Movie review: Jon Stewart’s ‘Irresistible’ is an enticing political comedy
Is a political comedy what we need right now, when everything political is in constant turmoil, with no end - not even a party change in November - in sight? Oh, yes! Let’s please have more of them, especially if they’re at all similar to what Jon Stewart has done here in his second go-around at writing and directing a feature film.
His first, “Rosewater,” in 2014, was also political, but it was a grueling, sometimes brutal true story of a journalist who was locked up in Iran under charges of espionage. Maybe it was something the politically astute Stewart needed to get out of his system.
With “Irresistible,” we get the Stewart most of us know and dig from his “Daily Show” days - a smart, satirical stab against the political establishment. His script is, at once, both a little silly and quite biting.
The terrific opening credits offer bits and pieces of the buildup to and fallout from the 2016 presidential election, and introduces us to Gary Zimmer (Steve Carrell), a political strategist working for Hillary, and to his counterpart Faith Brewster (Rose Byrne), strategizing for Trump. Moments into the film, Gary finds himself licking his wounds, wondering what to do next.
It’s safe to say that Jon Stewart knows his politics, as do these two characters, and the resulting story is only slightly far-fetched. Due to the way it unfolds and to how the cast makes it feel that they’re really living their roles, most of “Irresistible” is completely believable.
The central story begins in the fictional town of Deerlaken, Wisconsin. The rural community is reeling from the closure of a military base, with businesses being boarded up left and right. Local farmer and former Marine Colonel Jack Hastings (Chris Cooper) - about as apolitical a man as you could find - is giving a passionate speech at a local town hall, sticking up for some local folks who are hurting. He’s caught on video, the video goes viral, and it comes to the attention of Gary, who likes what he sees, and is champing at the bit to get back in the game.
The plan is to visit the deep red state of Wisconsin, introduce himself to Jack, get him to run as a Democrat in the local mayor’s race, beat the Republican incumbent, and expand the Democratic base ... and earn back any points he lost in the national election.
If this sounds a bit serious for a comedy, don’t worry. It comes around, fairly quickly. Gary is a sharp fellow, who does his job well, but he’s not used to working in situations that are “below his standards.” “What do you mean you don’t have Wi-Fi,” he wonders when he arrives in town. After convincing Jack to get in the race, a TV ad he puts together refers to the candidate as being “a redder kind of blue.” In assembling a staff of volunteers, Gary discovers that while they’re nice folks, they’re rubes compared to who he usually works with.

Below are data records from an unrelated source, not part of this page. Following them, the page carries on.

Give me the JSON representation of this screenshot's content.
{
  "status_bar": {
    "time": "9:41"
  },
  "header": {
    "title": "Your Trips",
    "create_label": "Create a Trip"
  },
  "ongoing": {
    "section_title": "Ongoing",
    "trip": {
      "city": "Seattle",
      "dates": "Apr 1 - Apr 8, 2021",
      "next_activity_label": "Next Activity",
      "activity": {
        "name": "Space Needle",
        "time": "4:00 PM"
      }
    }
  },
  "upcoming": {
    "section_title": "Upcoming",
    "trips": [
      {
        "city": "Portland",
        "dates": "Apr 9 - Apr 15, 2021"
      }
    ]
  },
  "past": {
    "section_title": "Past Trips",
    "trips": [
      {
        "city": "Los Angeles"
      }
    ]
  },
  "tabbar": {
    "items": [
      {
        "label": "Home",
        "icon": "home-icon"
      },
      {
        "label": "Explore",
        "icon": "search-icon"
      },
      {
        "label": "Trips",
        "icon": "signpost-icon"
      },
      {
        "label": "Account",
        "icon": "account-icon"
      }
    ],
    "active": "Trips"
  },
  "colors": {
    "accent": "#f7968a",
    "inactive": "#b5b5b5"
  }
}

When the Republican National Committee gets wind of this threat to their red state, they send Faith- as cool an operator as Gary - to town to even the playing field, and the story switches gears to become a competition between the consultants, both of whom are fish out of water in Wisconsin, which adds to the comedy.
The plot picks up steam through another character, Jack’s daughter Diana (Mackenzie Davis), recently back from college, and wanting to help her widower dad through all of this craziness.
The small-town race garners national attention after money starts pouring in from both the DNC and the RNC, from big-city fundraisers, and from newly formed Political Action Committees. Things get intriguing, things turn nasty, and newer and “better” campaign strategies take hold as election day approaches.
One of the best things about the film is that it’s not at all partisan. Yes, the Democrats are portrayed as the story’s “good guys” - at least that’s what the characters believe. But it’s really much more about the fact that the whole political system is screwed up. Another great component is the presence of Steve Carrell, whose acting style is perfect for this sort of role, and who shares a lot of comic sensibilities with Stewart from Carrell’s days as a correspondent on “The Daily Show.”
One warning: There’s lots of casual cursing. One suggestion: Stay for the end credits. They’re even better than the opening ones.
“Irresistible” premieres on streaming platforms on June 26.
Ed Symkus can be reached at email@example.com.
Written and directed by Jon Stewart
With Steve Carrell, Rose Byrne, Chris Cooper, Mackenzie Davis